- Difficulty: Easy to hard
- Distance: 3 miles, depending on route
- Route type: Out-and-back + loop
- Elevation gain: 180 ft or 640 ft with upper cave
- Trail surface: Mix of paved/dirt upper trails + subterranean rock
- Wheelchair accessible: Paved parking lot, visitor area facilities + trail leading to lower cave entrance; rough terrain everywhere else
- Open: May-October
- Parking pass/entry fee: Northwest Forest Pass + timed reservation
- Dog friendly: No
🦧 Brief overview
There are two ways to explore Ape Cave, which was named for the scout troop that first explored it — the St. Helens Apes. Not far from the parking lot, you’ll descend two staircases to the floor of the cave. From here, you choose your adventure: either the easier lower cave route, or the more difficult upper cave journey that includes a scenic, above-ground hike.

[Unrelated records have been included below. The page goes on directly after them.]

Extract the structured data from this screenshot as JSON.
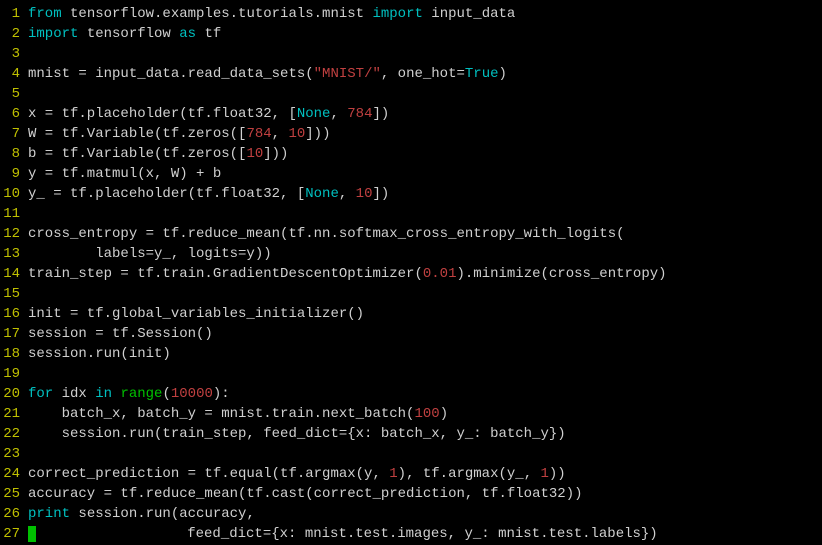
{
  "lines": [
    {
      "n": "1",
      "tokens": [
        [
          "kw",
          "from"
        ],
        [
          "ident",
          " tensorflow.examples.tutorials.mnist "
        ],
        [
          "kw",
          "import"
        ],
        [
          "ident",
          " input_data"
        ]
      ]
    },
    {
      "n": "2",
      "tokens": [
        [
          "kw",
          "import"
        ],
        [
          "ident",
          " tensorflow "
        ],
        [
          "kw",
          "as"
        ],
        [
          "ident",
          " tf"
        ]
      ]
    },
    {
      "n": "3",
      "tokens": []
    },
    {
      "n": "4",
      "tokens": [
        [
          "ident",
          "mnist = input_data.read_data_sets("
        ],
        [
          "str",
          "\"MNIST/\""
        ],
        [
          "ident",
          ", one_hot="
        ],
        [
          "kw",
          "True"
        ],
        [
          "ident",
          ")"
        ]
      ]
    },
    {
      "n": "5",
      "tokens": []
    },
    {
      "n": "6",
      "tokens": [
        [
          "ident",
          "x = tf.placeholder(tf.float32, ["
        ],
        [
          "kw",
          "None"
        ],
        [
          "ident",
          ", "
        ],
        [
          "num",
          "784"
        ],
        [
          "ident",
          "])"
        ]
      ]
    },
    {
      "n": "7",
      "tokens": [
        [
          "ident",
          "W = tf.Variable(tf.zeros(["
        ],
        [
          "num",
          "784"
        ],
        [
          "ident",
          ", "
        ],
        [
          "num",
          "10"
        ],
        [
          "ident",
          "]))"
        ]
      ]
    },
    {
      "n": "8",
      "tokens": [
        [
          "ident",
          "b = tf.Variable(tf.zeros(["
        ],
        [
          "num",
          "10"
        ],
        [
          "ident",
          "]))"
        ]
      ]
    },
    {
      "n": "9",
      "tokens": [
        [
          "ident",
          "y = tf.matmul(x, W) + b"
        ]
      ]
    },
    {
      "n": "10",
      "tokens": [
        [
          "ident",
          "y_ = tf.placeholder(tf.float32, ["
        ],
        [
          "kw",
          "None"
        ],
        [
          "ident",
          ", "
        ],
        [
          "num",
          "10"
        ],
        [
          "ident",
          "])"
        ]
      ]
    },
    {
      "n": "11",
      "tokens": []
    },
    {
      "n": "12",
      "tokens": [
        [
          "ident",
          "cross_entropy = tf.reduce_mean(tf.nn.softmax_cross_entropy_with_logits("
        ]
      ]
    },
    {
      "n": "13",
      "tokens": [
        [
          "ident",
          "        labels=y_, logits=y))"
        ]
      ]
    },
    {
      "n": "14",
      "tokens": [
        [
          "ident",
          "train_step = tf.train.GradientDescentOptimizer("
        ],
        [
          "num",
          "0.01"
        ],
        [
          "ident",
          ").minimize(cross_entropy)"
        ]
      ]
    },
    {
      "n": "15",
      "tokens": []
    },
    {
      "n": "16",
      "tokens": [
        [
          "ident",
          "init = tf.global_variables_initializer()"
        ]
      ]
    },
    {
      "n": "17",
      "tokens": [
        [
          "ident",
          "session = tf.Session()"
        ]
      ]
    },
    {
      "n": "18",
      "tokens": [
        [
          "ident",
          "session.run(init)"
        ]
      ]
    },
    {
      "n": "19",
      "tokens": []
    },
    {
      "n": "20",
      "tokens": [
        [
          "kw",
          "for"
        ],
        [
          "ident",
          " idx "
        ],
        [
          "kw",
          "in"
        ],
        [
          "ident",
          " "
        ],
        [
          "builtin",
          "range"
        ],
        [
          "ident",
          "("
        ],
        [
          "num",
          "10000"
        ],
        [
          "ident",
          "):"
        ]
      ]
    },
    {
      "n": "21",
      "tokens": [
        [
          "ident",
          "    batch_x, batch_y = mnist.train.next_batch("
        ],
        [
          "num",
          "100"
        ],
        [
          "ident",
          ")"
        ]
      ]
    },
    {
      "n": "22",
      "tokens": [
        [
          "ident",
          "    session.run(train_step, feed_dict={x: batch_x, y_: batch_y})"
        ]
      ]
    },
    {
      "n": "23",
      "tokens": []
    },
    {
      "n": "24",
      "tokens": [
        [
          "ident",
          "correct_prediction = tf.equal(tf.argmax(y, "
        ],
        [
          "num",
          "1"
        ],
        [
          "ident",
          "), tf.argmax(y_, "
        ],
        [
          "num",
          "1"
        ],
        [
          "ident",
          "))"
        ]
      ]
    },
    {
      "n": "25",
      "tokens": [
        [
          "ident",
          "accuracy = tf.reduce_mean(tf.cast(correct_prediction, tf.float32))"
        ]
      ]
    },
    {
      "n": "26",
      "tokens": [
        [
          "kw",
          "print"
        ],
        [
          "ident",
          " session.run(accuracy,"
        ]
      ]
    },
    {
      "n": "27",
      "tokens": [
        [
          "ident",
          "                  feed_dict={x: mnist.test.images, y_: mnist.test.labels})"
        ]
      ],
      "cursor_before": true
    }
  ]
}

The more difficult 1.5-mile upper cave route includes scrambles over large rock piles and a climb up an 8-ft. rock wall. You’ll also come across a “skylight” in the roof of the tunnel, which provides the only glimpse of sunlight since entering. Continue on until you reach a ladder that leads back up to the surface, where you’ll pick up a 1.5-mile above-ground path through shady forest + crusty lava flows to the parking lot.
If spending less time in the pitch black is more your speed, try the easier three-fourths-mile lower cave route. It’s an easy walk, but still not to be missed because it houses a geologic anomaly known as the “meatball.”
🌋 Why you should try it
Going outside your comfort zone can be fun, as long as you don’t mind being underground. Plus, you’ll be able to say you’ve explored the third-longest lava tube in North America.
🔦 Pro tips
Each person needs to have at least two sources of light (a cell phone doesn’t count) and spare batteries. When open, Ape’s Headquarters offers lantern rentals + information. The lava tunnel is 42° year round, so be sure to pack layers and wear sturdy shoes. Stop in the nearby town of Cougar for lunch or post-hike ice cream.
📫 Let us know
Did you try this hike? Do you know of one we should check out? Send us your thoughts + recommendations.